Air Malta wage bill down €1.4m in three years, says chairwoman
Air Malta’s wage bill has fallen by €1.4 million since 2013, the airline’s chairwoman, Maria Micallef, told The Sunday Times of Malta.
Last week, a representative of Air Malta’s union of cabin crew pointed out that while the Tourism Minister had spoken of the need for job cuts at the airline, the company continued to train part-timers.
Figures provided by Air Malta show it has reduced its full-time headcount by 57 since 2013. It took on 80 part-timers during that same period.
From 2013 to 2016, Air Malta decreased its number of permanent, full-time employees from 856 to 799, while its complement of part-timers increased from 207 to 287 employees.
According to the airline’s financial statements, payroll costs fell from €40.7 million in 2013 to €39.3 million in 2016.
Ms Micallef said the need to reduce the headcount was made very clear in the 2010 restructuring plan which was presented to the European Commission.
She said the company had increased the amount of part-timers on its books so that it would be able to alter the size of its workforce in line with demand.
An airline spokesman said that in recent years, following the arrival of new airlines operating on the Malta route, Air Malta had significantly increased its third-party ground-handling customers.
The spokesman said that Air Malta had handled 13,911 flights in 2016, compared to 11,524 flights in 2013.
However, the Times of Malta reported on Friday that Air Malta had lost a €500,000-per-year contract with DHL to provide the company with ground-handling services. DHL operates a daily cargo flight to Malta. Just a few months ago, Air Malta lost the Lufthansa contract after the German airline decided to drop its ground-handling services.
The airline spokesman said the absolute majority of new employees were employed on a part-time basis in the areas of in-flight services and ground handling.
The spokesman said that these employees were only assigned duties according to operational and seasonal requirements.
This was done to address labour costs while increa-sing efficiency and flexibility, as employees retiring or resigning were replaced with part-timers, he said.
Last year, during the now-abandoned discussions with Alitalia, ground-handling personnel were told that the national airline was going to hive off their section.
They were also told that all employees were going to be transferred to a new government company which would then offer services to Air Malta.
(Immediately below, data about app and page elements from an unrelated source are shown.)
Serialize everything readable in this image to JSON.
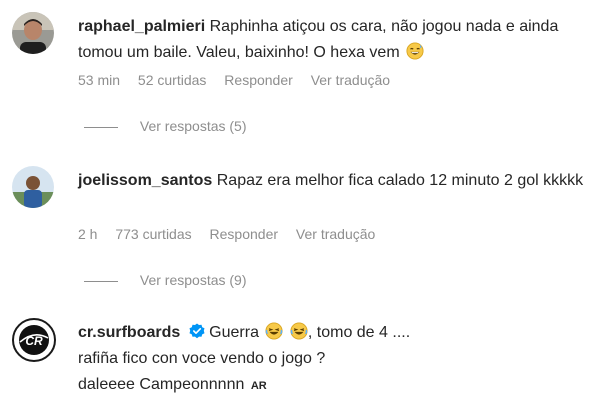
{
  "comments": [
    {
      "username": "raphael_palmieri",
      "text": "Raphinha atiçou os cara, não jogou nada e ainda tomou um baile. Valeu, baixinho! O hexa vem",
      "emoji": "grinning-sweat-emoji",
      "time": "53 min",
      "likes": "52 curtidas",
      "reply_label": "Responder",
      "translate_label": "Ver tradução",
      "view_replies": "Ver respostas (5)"
    },
    {
      "username": "joelissom_santos",
      "text": "Rapaz era melhor fica calado 12 minuto 2 gol kkkkk",
      "time": "2 h",
      "likes": "773 curtidas",
      "reply_label": "Responder",
      "translate_label": "Ver tradução",
      "view_replies": "Ver respostas (9)"
    },
    {
      "username": "cr.surfboards",
      "verified": true,
      "line1_a": "Guerra",
      "line1_b": ", tomo de 4 ....",
      "line2": "rafiña fico con voce vendo o jogo ?",
      "line3": "daleeee Campeonnnnn",
      "line3_tag": "AR",
      "avatar_logo": "CR"
    }
  ],
  "colors": {
    "text": "#262626",
    "meta": "#8e8e8e",
    "verified": "#0095f6"
  }
}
The company has postponed the publication of its accounts and its annual general meeting until an announcement about the airline’s future can be made.